(Problem requirements)
Return all of the data below verbatim and exclude every picture.

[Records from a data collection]
Start of Block

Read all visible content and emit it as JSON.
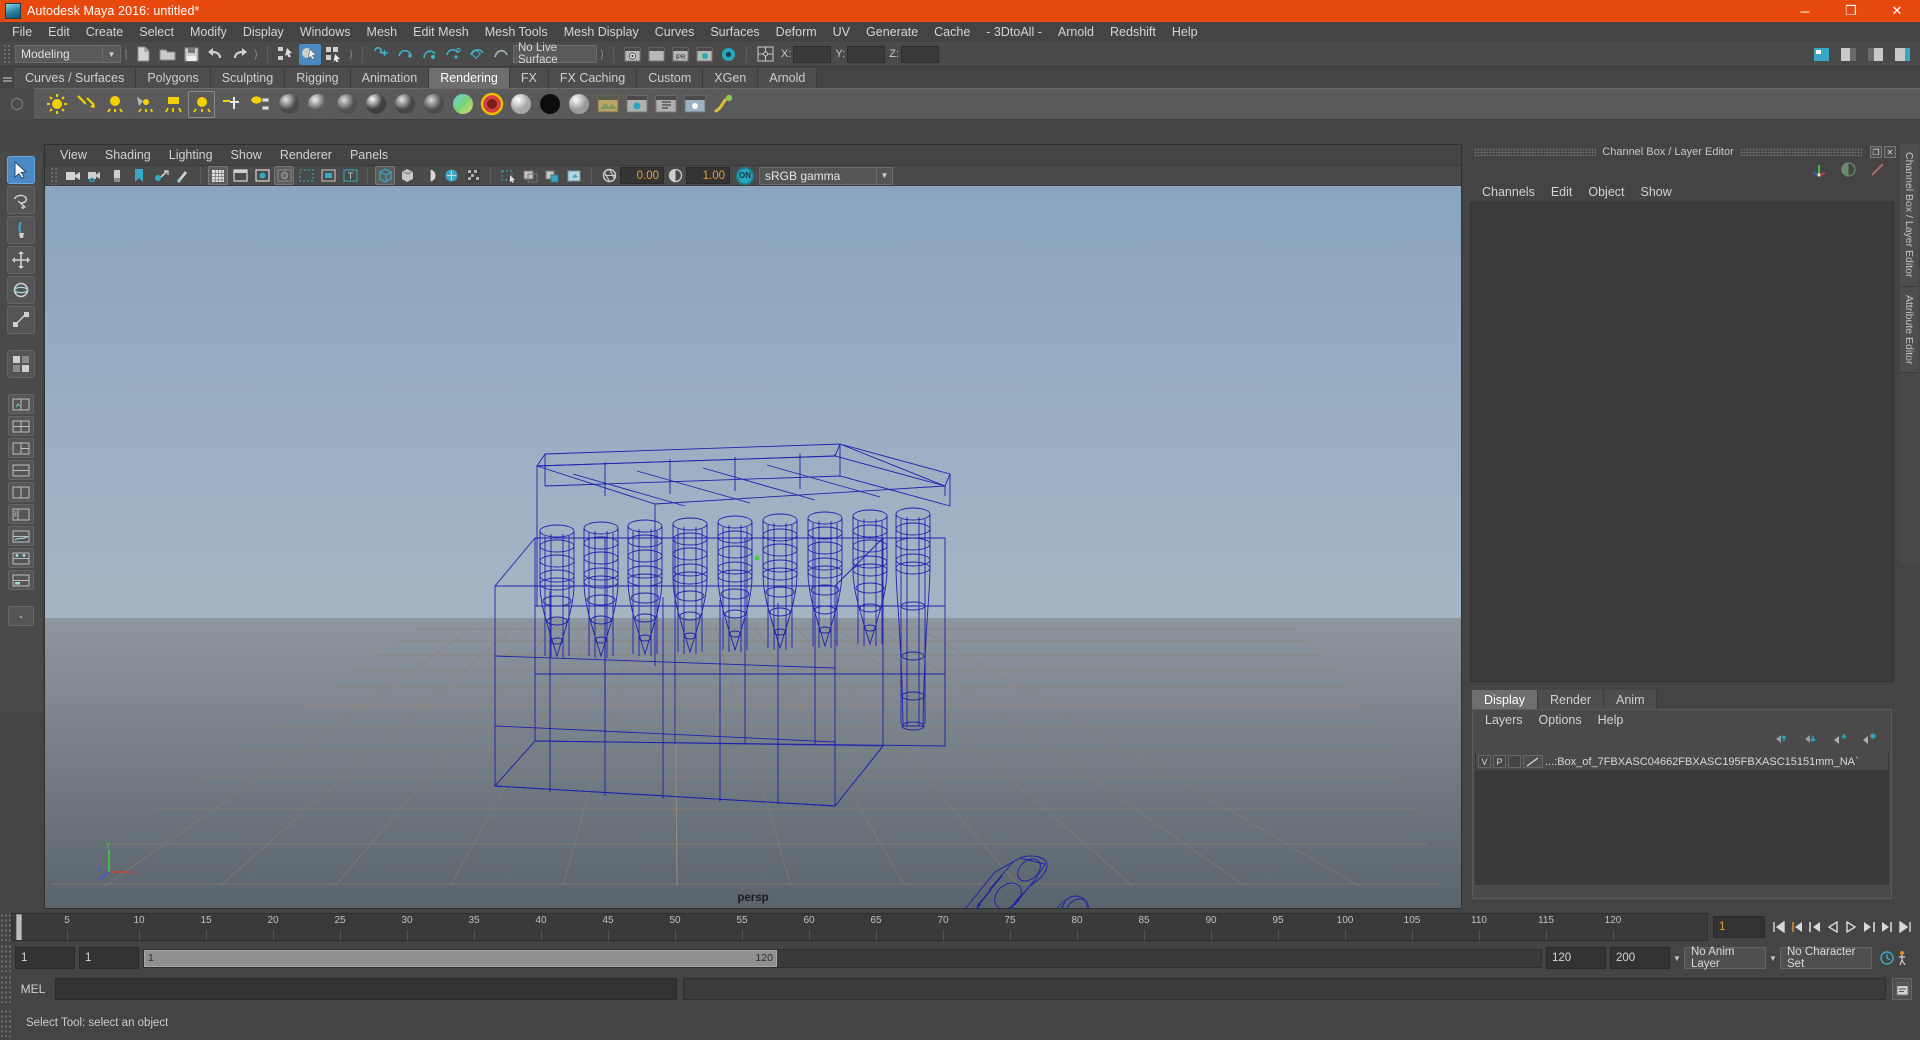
{
  "window": {
    "title": "Autodesk Maya 2016: untitled*",
    "app_icon": "maya-logo-icon",
    "buttons": [
      {
        "name": "minimize-button",
        "glyph": "─"
      },
      {
        "name": "maximize-button",
        "glyph": "❐"
      },
      {
        "name": "close-button",
        "glyph": "✕"
      }
    ],
    "titlebar_color": "#e8490f"
  },
  "menubar": {
    "items": [
      "File",
      "Edit",
      "Create",
      "Select",
      "Modify",
      "Display",
      "Windows",
      "Mesh",
      "Edit Mesh",
      "Mesh Tools",
      "Mesh Display",
      "Curves",
      "Surfaces",
      "Deform",
      "UV",
      "Generate",
      "Cache",
      "- 3DtoAll -",
      "Arnold",
      "Redshift",
      "Help"
    ]
  },
  "status_toolbar": {
    "menu_set": "Modeling",
    "live_surface": "No Live Surface",
    "coords": [
      {
        "label": "X:",
        "value": ""
      },
      {
        "label": "Y:",
        "value": ""
      },
      {
        "label": "Z:",
        "value": ""
      }
    ],
    "icons": [
      "new-scene-icon",
      "open-scene-icon",
      "save-scene-icon",
      "undo-icon",
      "redo-icon",
      "select-by-hierarchy-icon",
      "select-by-object-icon",
      "select-by-component-icon",
      "snap-to-grid-icon",
      "snap-to-curve-icon",
      "snap-to-point-icon",
      "snap-to-projected-center-icon",
      "snap-to-view-plane-icon",
      "make-live-icon",
      "render-current-frame-icon",
      "irr-render-icon",
      "ipr-render-icon",
      "render-settings-icon",
      "hypershade-icon",
      "editor-layout-icon"
    ]
  },
  "shelf": {
    "tabs": [
      {
        "label": "Curves / Surfaces",
        "active": false
      },
      {
        "label": "Polygons",
        "active": false
      },
      {
        "label": "Sculpting",
        "active": false
      },
      {
        "label": "Rigging",
        "active": false
      },
      {
        "label": "Animation",
        "active": false
      },
      {
        "label": "Rendering",
        "active": true
      },
      {
        "label": "FX",
        "active": false
      },
      {
        "label": "FX Caching",
        "active": false
      },
      {
        "label": "Custom",
        "active": false
      },
      {
        "label": "XGen",
        "active": false
      },
      {
        "label": "Arnold",
        "active": false
      }
    ],
    "icons": [
      "ambient-light-icon",
      "directional-light-icon",
      "point-light-icon",
      "spot-light-icon",
      "area-light-icon",
      "volume-light-icon",
      "light-linking-icon",
      "light-manipulator-icon",
      "default-material-sphere-icon",
      "blinn-material-icon",
      "lambert-material-icon",
      "phong-material-icon",
      "phonge-material-icon",
      "anisotropic-material-icon",
      "layered-shader-icon",
      "ramp-shader-icon",
      "use-background-icon",
      "surface-shader-icon",
      "shading-map-icon",
      "render-view-icon",
      "render-settings-icon",
      "batch-render-icon",
      "hardware-render-icon",
      "paint-effects-icon"
    ]
  },
  "toolbox": {
    "items": [
      {
        "name": "select-tool",
        "active": true
      },
      {
        "name": "lasso-select-tool",
        "active": false
      },
      {
        "name": "paint-select-tool",
        "active": false
      },
      {
        "name": "move-tool",
        "active": false
      },
      {
        "name": "rotate-tool",
        "active": false
      },
      {
        "name": "scale-tool",
        "active": false
      },
      {
        "name": "last-tool-used",
        "active": false
      },
      {
        "name": "show-manipulator-tool",
        "active": false
      }
    ],
    "layouts": [
      "single-perspective-layout",
      "four-view-layout",
      "three-view-split-layout",
      "two-stacked-layout",
      "two-side-layout",
      "outliner-persp-layout",
      "persp-graph-layout",
      "hypershade-persp-layout",
      "persp-trax-layout"
    ]
  },
  "viewport": {
    "menus": [
      "View",
      "Shading",
      "Lighting",
      "Show",
      "Renderer",
      "Panels"
    ],
    "toolbar_icons": [
      "select-camera-icon",
      "lock-camera-icon",
      "camera-attributes-icon",
      "bookmark-icon",
      "image-plane-icon",
      "two-dimensional-pan-zoom-icon",
      "grid-icon",
      "film-gate-icon",
      "resolution-gate-icon",
      "gate-mask-icon",
      "film-origin-icon",
      "safe-action-icon",
      "safe-title-icon",
      "wireframe-icon",
      "smooth-shade-all-icon",
      "shaded-wireframe-icon",
      "textured-icon",
      "use-all-lights-icon",
      "shadows-icon",
      "ambient-occlusion-icon",
      "motion-blur-icon",
      "multisample-icon",
      "depth-of-field-icon",
      "isolate-select-icon",
      "xray-icon",
      "xray-joints-icon",
      "xray-active-components-icon",
      "exposure-icon",
      "gamma-icon"
    ],
    "exposure_value": "0.00",
    "gamma_value": "1.00",
    "color_management_toggle": "ON",
    "view_transform": "sRGB gamma",
    "camera_label": "persp",
    "axis_labels": {
      "x": "x",
      "y": "y",
      "z": "z"
    },
    "wireframe_color": "#1a1fb0",
    "grid_color": "#8a7a6a",
    "background_top": "#8ba4bd",
    "background_bottom": "#5f6971"
  },
  "right_panel": {
    "title": "Channel Box / Layer Editor",
    "window_buttons": [
      {
        "name": "undock-panel-button",
        "glyph": "❐"
      },
      {
        "name": "close-panel-button",
        "glyph": "✕"
      }
    ],
    "top_icons": [
      "show-manipulators-icon",
      "toggle-channel-icon",
      "toggle-keyframe-icon"
    ],
    "channel_menus": [
      "Channels",
      "Edit",
      "Object",
      "Show"
    ],
    "editor_tabs": [
      {
        "label": "Display",
        "active": true
      },
      {
        "label": "Render",
        "active": false
      },
      {
        "label": "Anim",
        "active": false
      }
    ],
    "layer_menus": [
      "Layers",
      "Options",
      "Help"
    ],
    "layer_buttons": [
      "move-layer-up-icon",
      "move-layer-down-icon",
      "new-layer-icon",
      "new-layer-from-selection-icon"
    ],
    "layers": [
      {
        "visibility": "V",
        "playback": "P",
        "shading": "",
        "name": "...:Box_of_7FBXASC04662FBXASC195FBXASC15151mm_NA`"
      }
    ],
    "side_tabs": [
      "Channel Box / Layer Editor",
      "Attribute Editor"
    ]
  },
  "timeline": {
    "start_visible": 1,
    "ticks": [
      5,
      10,
      15,
      20,
      25,
      30,
      35,
      40,
      45,
      50,
      55,
      60,
      65,
      70,
      75,
      80,
      85,
      90,
      95,
      100,
      105,
      110,
      115,
      120
    ],
    "current_frame": "1",
    "playback_buttons": [
      "go-to-start-icon",
      "step-back-keyframe-icon",
      "step-back-frame-icon",
      "play-backwards-icon",
      "play-forwards-icon",
      "step-forward-frame-icon",
      "step-forward-keyframe-icon",
      "go-to-end-icon"
    ]
  },
  "range_slider": {
    "anim_start": "1",
    "range_start": "1",
    "bar_start": "1",
    "bar_end": "120",
    "range_end": "120",
    "anim_end": "200",
    "anim_layer": "No Anim Layer",
    "character_set": "No Character Set",
    "buttons": [
      "auto-keyframe-icon",
      "animation-preferences-icon"
    ]
  },
  "command_line": {
    "label": "MEL",
    "input_value": "",
    "output_value": "",
    "script_editor_icon": "script-editor-icon"
  },
  "help_line": {
    "text": "Select Tool: select an object"
  }
}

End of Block

(Task response)
Read all visible content and emit it as JSON.
{
  "window": {
    "title": "Autodesk Maya 2016: untitled*",
    "app_icon": "maya-logo-icon",
    "buttons": [
      {
        "name": "minimize-button",
        "glyph": "─"
      },
      {
        "name": "maximize-button",
        "glyph": "❐"
      },
      {
        "name": "close-button",
        "glyph": "✕"
      }
    ],
    "titlebar_color": "#e8490f"
  },
  "menubar": {
    "items": [
      "File",
      "Edit",
      "Create",
      "Select",
      "Modify",
      "Display",
      "Windows",
      "Mesh",
      "Edit Mesh",
      "Mesh Tools",
      "Mesh Display",
      "Curves",
      "Surfaces",
      "Deform",
      "UV",
      "Generate",
      "Cache",
      "- 3DtoAll -",
      "Arnold",
      "Redshift",
      "Help"
    ]
  },
  "status_toolbar": {
    "menu_set": "Modeling",
    "live_surface": "No Live Surface",
    "coords": [
      {
        "label": "X:",
        "value": ""
      },
      {
        "label": "Y:",
        "value": ""
      },
      {
        "label": "Z:",
        "value": ""
      }
    ],
    "icons": [
      "new-scene-icon",
      "open-scene-icon",
      "save-scene-icon",
      "undo-icon",
      "redo-icon",
      "select-by-hierarchy-icon",
      "select-by-object-icon",
      "select-by-component-icon",
      "snap-to-grid-icon",
      "snap-to-curve-icon",
      "snap-to-point-icon",
      "snap-to-projected-center-icon",
      "snap-to-view-plane-icon",
      "make-live-icon",
      "render-current-frame-icon",
      "irr-render-icon",
      "ipr-render-icon",
      "render-settings-icon",
      "hypershade-icon",
      "editor-layout-icon"
    ]
  },
  "shelf": {
    "tabs": [
      {
        "label": "Curves / Surfaces",
        "active": false
      },
      {
        "label": "Polygons",
        "active": false
      },
      {
        "label": "Sculpting",
        "active": false
      },
      {
        "label": "Rigging",
        "active": false
      },
      {
        "label": "Animation",
        "active": false
      },
      {
        "label": "Rendering",
        "active": true
      },
      {
        "label": "FX",
        "active": false
      },
      {
        "label": "FX Caching",
        "active": false
      },
      {
        "label": "Custom",
        "active": false
      },
      {
        "label": "XGen",
        "active": false
      },
      {
        "label": "Arnold",
        "active": false
      }
    ],
    "icons": [
      "ambient-light-icon",
      "directional-light-icon",
      "point-light-icon",
      "spot-light-icon",
      "area-light-icon",
      "volume-light-icon",
      "light-linking-icon",
      "light-manipulator-icon",
      "default-material-sphere-icon",
      "blinn-material-icon",
      "lambert-material-icon",
      "phong-material-icon",
      "phonge-material-icon",
      "anisotropic-material-icon",
      "layered-shader-icon",
      "ramp-shader-icon",
      "use-background-icon",
      "surface-shader-icon",
      "shading-map-icon",
      "render-view-icon",
      "render-settings-icon",
      "batch-render-icon",
      "hardware-render-icon",
      "paint-effects-icon"
    ]
  },
  "toolbox": {
    "items": [
      {
        "name": "select-tool",
        "active": true
      },
      {
        "name": "lasso-select-tool",
        "active": false
      },
      {
        "name": "paint-select-tool",
        "active": false
      },
      {
        "name": "move-tool",
        "active": false
      },
      {
        "name": "rotate-tool",
        "active": false
      },
      {
        "name": "scale-tool",
        "active": false
      },
      {
        "name": "last-tool-used",
        "active": false
      },
      {
        "name": "show-manipulator-tool",
        "active": false
      }
    ],
    "layouts": [
      "single-perspective-layout",
      "four-view-layout",
      "three-view-split-layout",
      "two-stacked-layout",
      "two-side-layout",
      "outliner-persp-layout",
      "persp-graph-layout",
      "hypershade-persp-layout",
      "persp-trax-layout"
    ]
  },
  "viewport": {
    "menus": [
      "View",
      "Shading",
      "Lighting",
      "Show",
      "Renderer",
      "Panels"
    ],
    "toolbar_icons": [
      "select-camera-icon",
      "lock-camera-icon",
      "camera-attributes-icon",
      "bookmark-icon",
      "image-plane-icon",
      "two-dimensional-pan-zoom-icon",
      "grid-icon",
      "film-gate-icon",
      "resolution-gate-icon",
      "gate-mask-icon",
      "film-origin-icon",
      "safe-action-icon",
      "safe-title-icon",
      "wireframe-icon",
      "smooth-shade-all-icon",
      "shaded-wireframe-icon",
      "textured-icon",
      "use-all-lights-icon",
      "shadows-icon",
      "ambient-occlusion-icon",
      "motion-blur-icon",
      "multisample-icon",
      "depth-of-field-icon",
      "isolate-select-icon",
      "xray-icon",
      "xray-joints-icon",
      "xray-active-components-icon",
      "exposure-icon",
      "gamma-icon"
    ],
    "exposure_value": "0.00",
    "gamma_value": "1.00",
    "color_management_toggle": "ON",
    "view_transform": "sRGB gamma",
    "camera_label": "persp",
    "axis_labels": {
      "x": "x",
      "y": "y",
      "z": "z"
    },
    "wireframe_color": "#1a1fb0",
    "grid_color": "#8a7a6a",
    "background_top": "#8ba4bd",
    "background_bottom": "#5f6971"
  },
  "right_panel": {
    "title": "Channel Box / Layer Editor",
    "window_buttons": [
      {
        "name": "undock-panel-button",
        "glyph": "❐"
      },
      {
        "name": "close-panel-button",
        "glyph": "✕"
      }
    ],
    "top_icons": [
      "show-manipulators-icon",
      "toggle-channel-icon",
      "toggle-keyframe-icon"
    ],
    "channel_menus": [
      "Channels",
      "Edit",
      "Object",
      "Show"
    ],
    "editor_tabs": [
      {
        "label": "Display",
        "active": true
      },
      {
        "label": "Render",
        "active": false
      },
      {
        "label": "Anim",
        "active": false
      }
    ],
    "layer_menus": [
      "Layers",
      "Options",
      "Help"
    ],
    "layer_buttons": [
      "move-layer-up-icon",
      "move-layer-down-icon",
      "new-layer-icon",
      "new-layer-from-selection-icon"
    ],
    "layers": [
      {
        "visibility": "V",
        "playback": "P",
        "shading": "",
        "name": "...:Box_of_7FBXASC04662FBXASC195FBXASC15151mm_NA`"
      }
    ],
    "side_tabs": [
      "Channel Box / Layer Editor",
      "Attribute Editor"
    ]
  },
  "timeline": {
    "start_visible": 1,
    "ticks": [
      5,
      10,
      15,
      20,
      25,
      30,
      35,
      40,
      45,
      50,
      55,
      60,
      65,
      70,
      75,
      80,
      85,
      90,
      95,
      100,
      105,
      110,
      115,
      120
    ],
    "current_frame": "1",
    "playback_buttons": [
      "go-to-start-icon",
      "step-back-keyframe-icon",
      "step-back-frame-icon",
      "play-backwards-icon",
      "play-forwards-icon",
      "step-forward-frame-icon",
      "step-forward-keyframe-icon",
      "go-to-end-icon"
    ]
  },
  "range_slider": {
    "anim_start": "1",
    "range_start": "1",
    "bar_start": "1",
    "bar_end": "120",
    "range_end": "120",
    "anim_end": "200",
    "anim_layer": "No Anim Layer",
    "character_set": "No Character Set",
    "buttons": [
      "auto-keyframe-icon",
      "animation-preferences-icon"
    ]
  },
  "command_line": {
    "label": "MEL",
    "input_value": "",
    "output_value": "",
    "script_editor_icon": "script-editor-icon"
  },
  "help_line": {
    "text": "Select Tool: select an object"
  }
}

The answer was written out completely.